Your assignment
Lift out each line of the data that holds "category".

Data extracts
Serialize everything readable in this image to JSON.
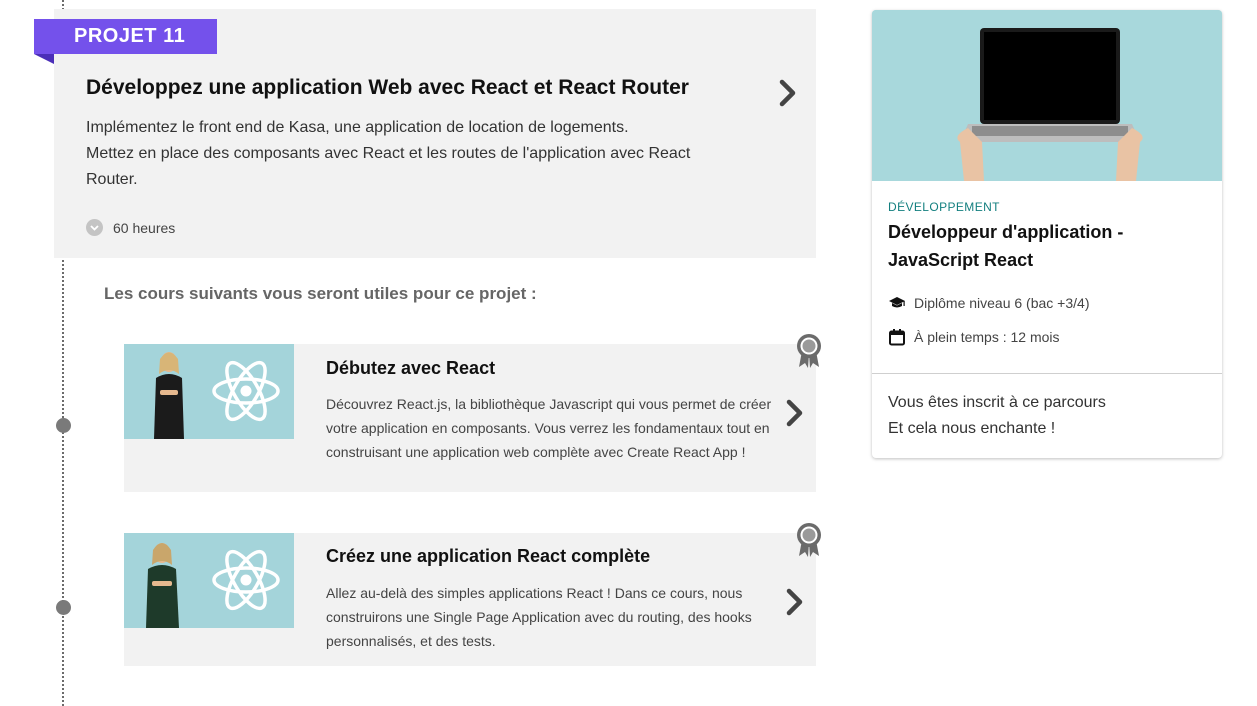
{
  "project": {
    "badge": "PROJET 11",
    "title": "Développez une application Web avec React et React Router",
    "description_lines": [
      "Implémentez le front end de Kasa, une application de location de logements.",
      "Mettez en place des composants avec React et les routes de l'application avec React",
      "Router."
    ],
    "duration": "60 heures"
  },
  "useful_courses_heading": "Les cours suivants vous seront utiles pour ce projet :",
  "courses": [
    {
      "title": "Débutez avec React",
      "description": "Découvrez React.js, la bibliothèque Javascript qui vous permet de créer votre application en composants. Vous verrez les fondamentaux tout en construisant une application web complète avec Create React App !"
    },
    {
      "title": "Créez une application React complète",
      "description": "Allez au-delà des simples applications React ! Dans ce cours, nous construirons une Single Page Application avec du routing, des hooks personnalisés, et des tests."
    }
  ],
  "path_card": {
    "category": "DÉVELOPPEMENT",
    "title": "Développeur d'application - JavaScript React",
    "diploma": "Diplôme niveau 6 (bac +3/4)",
    "schedule": "À plein temps : 12 mois",
    "enrolled_lines": [
      "Vous êtes inscrit à ce parcours",
      "Et cela nous enchante !"
    ]
  },
  "colors": {
    "accent": "#7451eb",
    "category": "#137f7f",
    "card_bg": "#f2f2f2",
    "thumb_bg": "#a4d4da"
  },
  "icons": [
    "clock-icon",
    "chevron-right-icon",
    "award-ribbon-icon",
    "graduation-cap-icon",
    "calendar-icon",
    "react-logo-icon"
  ]
}
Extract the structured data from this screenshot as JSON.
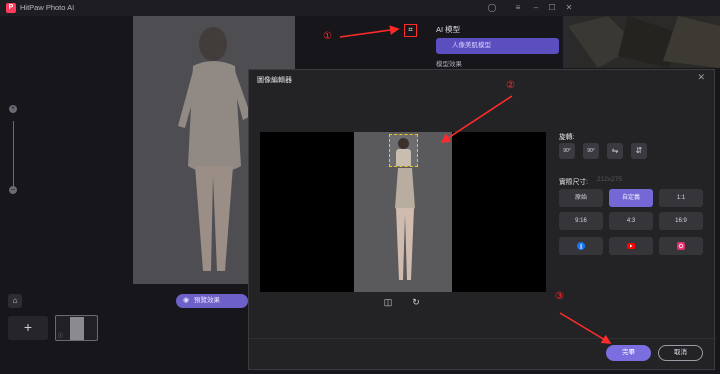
{
  "window": {
    "title": "HitPaw Photo AI"
  },
  "right_panel": {
    "title": "AI 模型",
    "selected_model": "人像美肌模型",
    "sub_label": "模型效果"
  },
  "canvas": {
    "preview_label": "預覽效果"
  },
  "modal": {
    "title": "圖像編輯器",
    "rotate_label": "旋轉:",
    "rotate_buttons": [
      "90°",
      "90°",
      "",
      ""
    ],
    "size_label": "實際尺寸:",
    "size_value": "212x275",
    "ratios": [
      {
        "label": "原始",
        "active": false
      },
      {
        "label": "自定義",
        "active": true
      },
      {
        "label": "1:1",
        "active": false
      },
      {
        "label": "9:16",
        "active": false
      },
      {
        "label": "4:3",
        "active": false
      },
      {
        "label": "16:9",
        "active": false
      }
    ],
    "social": [
      "facebook-icon",
      "youtube-icon",
      "instagram-icon"
    ],
    "done_label": "完畢",
    "cancel_label": "取消"
  },
  "annotations": [
    "①",
    "②",
    "③"
  ],
  "colors": {
    "accent": "#7468d6",
    "annotation": "#ff2b2b",
    "crop_box": "#f0c419"
  }
}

Response
    "category": "DÉVELOPPEMENT",
    "category": "#137f7f",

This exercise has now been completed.